We ain’t doing this for charity. I have read lots of blogs and articles lamenting how hard we writers work for the few coins we receive. How we shouldn’t be expected to give away our art unless it’s a calculated marketing move. How people willingly drop a ten-spot for a Starbuck’s Mocha yet complain about a few bills for a book. These claw at us, and rightfully so, because we are ultimately in this to make money. Does my ego want to see my book on a bestseller’s list? Yes… because that means my book is selling! Well, all the same goes for cover models. When Scott Nova said some authors have asked him to work for free, I nearly exploded! I know we all have tight budgets, but for a writer to ask for freebies, when they would freak if someone had the audacity to ask for the same from them, blows my mind. Refer to Kristi’s earlier blog about a book taking a village… well, that village should get paid, and that includes our cover models!
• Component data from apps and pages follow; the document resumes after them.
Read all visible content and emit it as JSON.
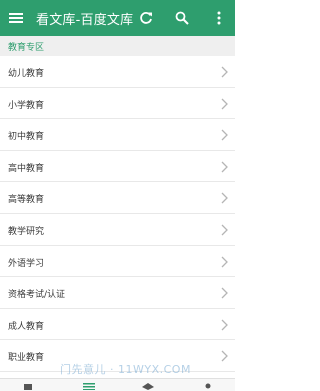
{
  "appbar": {
    "title": "看文库-百度文库",
    "icons": [
      "menu-icon",
      "refresh-icon",
      "search-icon",
      "more-vert-icon"
    ],
    "color": "#2e9e6e"
  },
  "section": {
    "header": "教育专区"
  },
  "items": [
    {
      "label": "幼儿教育"
    },
    {
      "label": "小学教育"
    },
    {
      "label": "初中教育"
    },
    {
      "label": "高中教育"
    },
    {
      "label": "高等教育"
    },
    {
      "label": "教学研究"
    },
    {
      "label": "外语学习"
    },
    {
      "label": "资格考试/认证"
    },
    {
      "label": "成人教育"
    },
    {
      "label": "职业教育"
    }
  ],
  "bottom_nav": {
    "icons": [
      "book-icon",
      "list-icon",
      "layers-icon",
      "person-icon"
    ]
  },
  "watermark": "门先意儿 · 11WYX.COM"
}
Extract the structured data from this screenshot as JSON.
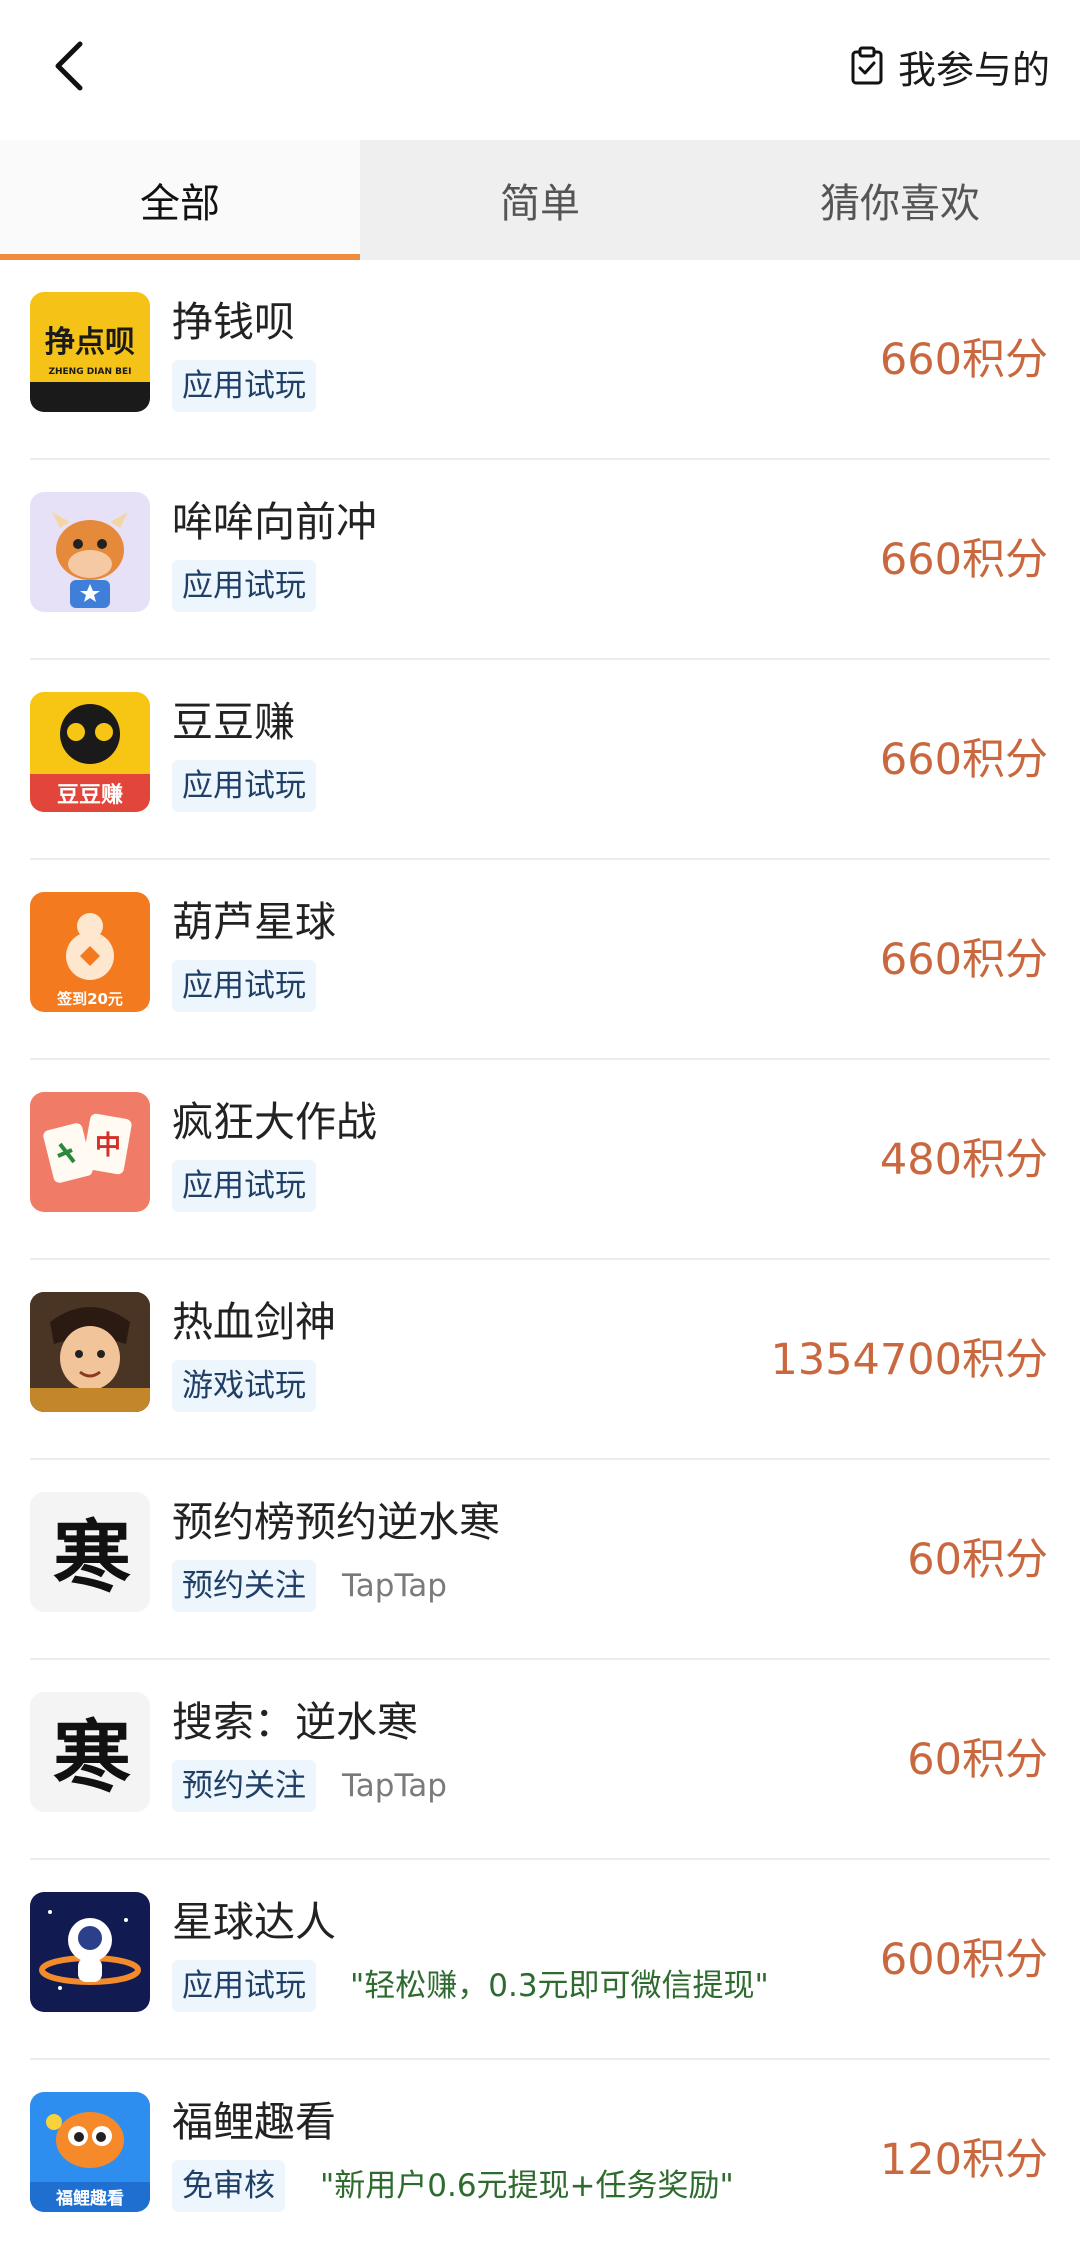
{
  "header": {
    "mine_label": "我参与的"
  },
  "tabs": [
    {
      "label": "全部"
    },
    {
      "label": "简单"
    },
    {
      "label": "猜你喜欢"
    }
  ],
  "items": [
    {
      "title": "挣钱呗",
      "tag": "应用试玩",
      "extra": "",
      "points": "660积分",
      "icon": "zhengqianbei-app-icon",
      "icon_text": "挣点呗",
      "icon_subtext": "ZHENG DIAN BEI"
    },
    {
      "title": "哞哞向前冲",
      "tag": "应用试玩",
      "extra": "",
      "points": "660积分",
      "icon": "cow-mascot-app-icon"
    },
    {
      "title": "豆豆赚",
      "tag": "应用试玩",
      "extra": "",
      "points": "660积分",
      "icon": "doudouzhuan-app-icon",
      "icon_text": "豆豆赚"
    },
    {
      "title": "葫芦星球",
      "tag": "应用试玩",
      "extra": "",
      "points": "660积分",
      "icon": "gourd-app-icon",
      "icon_text": "签到20元"
    },
    {
      "title": "疯狂大作战",
      "tag": "应用试玩",
      "extra": "",
      "points": "480积分",
      "icon": "mahjong-tiles-app-icon",
      "icon_text": "中"
    },
    {
      "title": "热血剑神",
      "tag": "游戏试玩",
      "extra": "",
      "points": "1354700积分",
      "icon": "swordsman-game-icon"
    },
    {
      "title": "预约榜预约逆水寒",
      "tag": "预约关注",
      "extra": "TapTap",
      "points": "60积分",
      "icon": "nishuihan-calligraphy-icon",
      "icon_text": "寒"
    },
    {
      "title": "搜索：逆水寒",
      "tag": "预约关注",
      "extra": "TapTap",
      "points": "60积分",
      "icon": "nishuihan-calligraphy-icon",
      "icon_text": "寒"
    },
    {
      "title": "星球达人",
      "tag": "应用试玩",
      "extra": "\"轻松赚，0.3元即可微信提现\"",
      "points": "600积分",
      "icon": "astronaut-planet-app-icon"
    },
    {
      "title": "福鲤趣看",
      "tag": "免审核",
      "extra": "\"新用户0.6元提现+任务奖励\"",
      "points": "120积分",
      "icon": "fuli-fish-app-icon",
      "icon_text": "福鲤趣看"
    }
  ],
  "colors": {
    "accent": "#f08a3c",
    "points": "#c9683f",
    "tag_bg": "#eef6fd",
    "tag_text": "#1f3f66"
  }
}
Uhhh, equally cheesy, but certainly not as good!
It's not as easy as it looks. How many times has someone said to you, "I've always wanted to write a book"? I hope you encouraged them to pursue that dream... if only so they can realize just how freaking difficult it is to do! Even for those who do it well, writing a book is soooo much more than simply putting complete sentences together for 300 pages. Same goes for being a cover model. While some people think any guy with a bare chest and a selfie stick can do it, there is more to the craft than just semi-nudity and pouty lips. It is a skill--a gift--honed by experience and attention to detail.
Women can be real pigs. I admit, I joke about bringing my single bills to tuck whenever we have a fireman/EMT/officer/cover model presenter at our meetings (I never said I was classy). And I’ve seen enough Chippendale’s performances/Magic Mike movies to know just how rabid women can be around fit, shirtless, hip-gyrating men. It’s a license to lose our self-restraint and objectify men in the exact manner we would decry should it be reversed. Ladies, the model might be wrapped sensuously around a woman on a book cover, but that doesn’t mean he wants to do that to every woman who comes his way. I’m sure models expect to be treated as man-meat at signings and events, but let’s keep a little of our decorum and treat them as professionals, because that is exactly what they are. Fondle my book covers all you want, but hands-off the model himself, please J

Okay, those were my take-aways from Scott's fabulous presentation, and I'm now fascinated with the aspect of the publishing industry. Any thoughts or personal experiences you'd like to share? I'd love to hear!


  1. How interesting! Thanks for sharing, Ava. Cover models intrigue me ... I may have to track a few down to ask more questions...

  2. Scott is exceedingly nice and helpful. And awesome with supporting/promoting those writers who use him on their covers (or for voice-overs, etc.). Can't say enough nice things about him!

  3. I've been watching the video from the meeting. It is very interesting. So happy those videos are available to us. Thanks for that and your insight.

    1. Glad to hear you're enjoying the videos (in spite of my stellar audio-visual skills :-)

  4. Saw Scott a few times at RT but both of us were on the move and I didn't stop for a chat.

    1. LOTS of authors were posting pics with him on FB that week!

  5. A great post. Interesting! Since I prefer covers with things like trees and barns on them , I hardly even think about models. I hate to hear of anyone being asked to work for free, though--that just sucks.